Whoever believes in the Son has eternal life; whoever does not obey the Son shall not see life, but the wrath of God remains on him. (John 3:36 ESV)
Jesus said to her, “Everyone who drinks of this water will be thirsty again, but whoever drinks of the water that I will give him will never be thirsty again. The water that I will give him will become in him a spring of water welling up to eternal life.” (John 4:13–14 ESV)
Do not work for the food that perishes, but for the food that endures to eternal life, which the Son of Man will give to you. (John 6:27 ESV)
Jesus said to them, “I am the bread of life; whoever comes to me shall not hunger, and whoever believes in me shall never thirst.” (John 6:35 ESV)
I am the door. If anyone enters by me, he will be saved and will go in and out and find pasture. The thief comes only to steal and kill and destroy. I came that they may have life and have it abundantly. (John 10:9–10 ESV)
So Jesus said to them, “Truly, truly, I say to you, unless you eat the flesh of the Son of Man and drink his blood, you have no life in you. Whoever feeds on my flesh and drinks my blood has eternal life, and I will raise him up on the last day. For my flesh is true food, and my blood is true drink. Whoever feeds on my flesh and drinks my blood abides in me, and I in him.” (John 6:53–56 ESV)
Jesus kept saying that you do not have life because you have not immersed your life in him. Your sins are blocking you from giving yourself to him and enjoying true life. Is Jesus the air that you breathe? Is he your very life that you eat and drink?
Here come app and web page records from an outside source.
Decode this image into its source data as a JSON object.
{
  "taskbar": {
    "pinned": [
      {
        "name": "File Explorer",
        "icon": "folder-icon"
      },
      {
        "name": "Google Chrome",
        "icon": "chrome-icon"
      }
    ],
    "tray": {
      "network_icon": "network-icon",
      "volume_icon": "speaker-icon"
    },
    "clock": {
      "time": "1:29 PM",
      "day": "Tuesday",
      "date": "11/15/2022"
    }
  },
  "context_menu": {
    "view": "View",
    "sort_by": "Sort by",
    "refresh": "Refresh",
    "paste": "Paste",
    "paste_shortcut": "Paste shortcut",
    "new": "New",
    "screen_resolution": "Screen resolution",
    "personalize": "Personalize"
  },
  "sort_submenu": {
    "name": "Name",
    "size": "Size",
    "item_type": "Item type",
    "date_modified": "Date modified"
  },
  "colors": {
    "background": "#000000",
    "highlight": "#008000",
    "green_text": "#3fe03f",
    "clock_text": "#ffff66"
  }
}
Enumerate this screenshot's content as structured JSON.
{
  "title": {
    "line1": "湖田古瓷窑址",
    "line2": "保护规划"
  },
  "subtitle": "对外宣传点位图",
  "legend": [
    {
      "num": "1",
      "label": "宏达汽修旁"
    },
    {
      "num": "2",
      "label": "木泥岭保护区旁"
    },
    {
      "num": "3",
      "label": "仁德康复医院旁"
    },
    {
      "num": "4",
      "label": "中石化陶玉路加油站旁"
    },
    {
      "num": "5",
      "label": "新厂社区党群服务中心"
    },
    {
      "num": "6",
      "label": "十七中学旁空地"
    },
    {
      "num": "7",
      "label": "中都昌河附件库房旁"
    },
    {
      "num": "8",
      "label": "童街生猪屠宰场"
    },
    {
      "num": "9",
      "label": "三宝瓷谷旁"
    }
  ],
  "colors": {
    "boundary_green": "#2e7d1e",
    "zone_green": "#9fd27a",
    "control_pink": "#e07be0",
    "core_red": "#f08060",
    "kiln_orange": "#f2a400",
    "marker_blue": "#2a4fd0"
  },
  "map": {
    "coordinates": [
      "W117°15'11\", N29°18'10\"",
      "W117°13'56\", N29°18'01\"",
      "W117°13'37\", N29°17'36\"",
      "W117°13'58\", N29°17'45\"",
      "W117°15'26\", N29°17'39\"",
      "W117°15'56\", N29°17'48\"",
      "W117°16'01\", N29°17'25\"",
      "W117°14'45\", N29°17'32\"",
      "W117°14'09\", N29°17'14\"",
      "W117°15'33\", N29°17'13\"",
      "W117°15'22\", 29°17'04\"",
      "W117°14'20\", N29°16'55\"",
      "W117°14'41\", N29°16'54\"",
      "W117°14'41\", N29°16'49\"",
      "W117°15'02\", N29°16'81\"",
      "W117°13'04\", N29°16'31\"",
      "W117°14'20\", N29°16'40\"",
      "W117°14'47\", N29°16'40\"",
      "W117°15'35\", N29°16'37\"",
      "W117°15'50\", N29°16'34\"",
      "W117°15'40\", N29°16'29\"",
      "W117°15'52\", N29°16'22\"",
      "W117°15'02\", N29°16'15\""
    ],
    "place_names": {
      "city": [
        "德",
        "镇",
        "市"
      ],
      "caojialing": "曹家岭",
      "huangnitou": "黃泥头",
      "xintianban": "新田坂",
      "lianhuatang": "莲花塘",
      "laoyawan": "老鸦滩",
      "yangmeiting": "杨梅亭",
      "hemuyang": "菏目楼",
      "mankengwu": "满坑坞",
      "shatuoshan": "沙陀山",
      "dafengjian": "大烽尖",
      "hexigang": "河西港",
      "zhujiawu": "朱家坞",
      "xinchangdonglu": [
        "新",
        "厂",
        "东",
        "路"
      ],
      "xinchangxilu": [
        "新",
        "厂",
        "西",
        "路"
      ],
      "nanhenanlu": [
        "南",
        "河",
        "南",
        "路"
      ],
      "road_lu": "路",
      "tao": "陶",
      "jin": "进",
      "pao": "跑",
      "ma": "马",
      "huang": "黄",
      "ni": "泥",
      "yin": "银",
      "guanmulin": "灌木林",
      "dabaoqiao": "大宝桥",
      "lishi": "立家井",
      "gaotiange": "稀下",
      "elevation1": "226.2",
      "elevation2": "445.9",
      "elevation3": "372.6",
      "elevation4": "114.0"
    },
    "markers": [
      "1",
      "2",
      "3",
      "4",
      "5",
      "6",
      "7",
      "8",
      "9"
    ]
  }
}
Or is your god of convenience rather than the Lord of all the earth? Jesus calls us to get out of the boat and walk on water, trusting the life he will give you.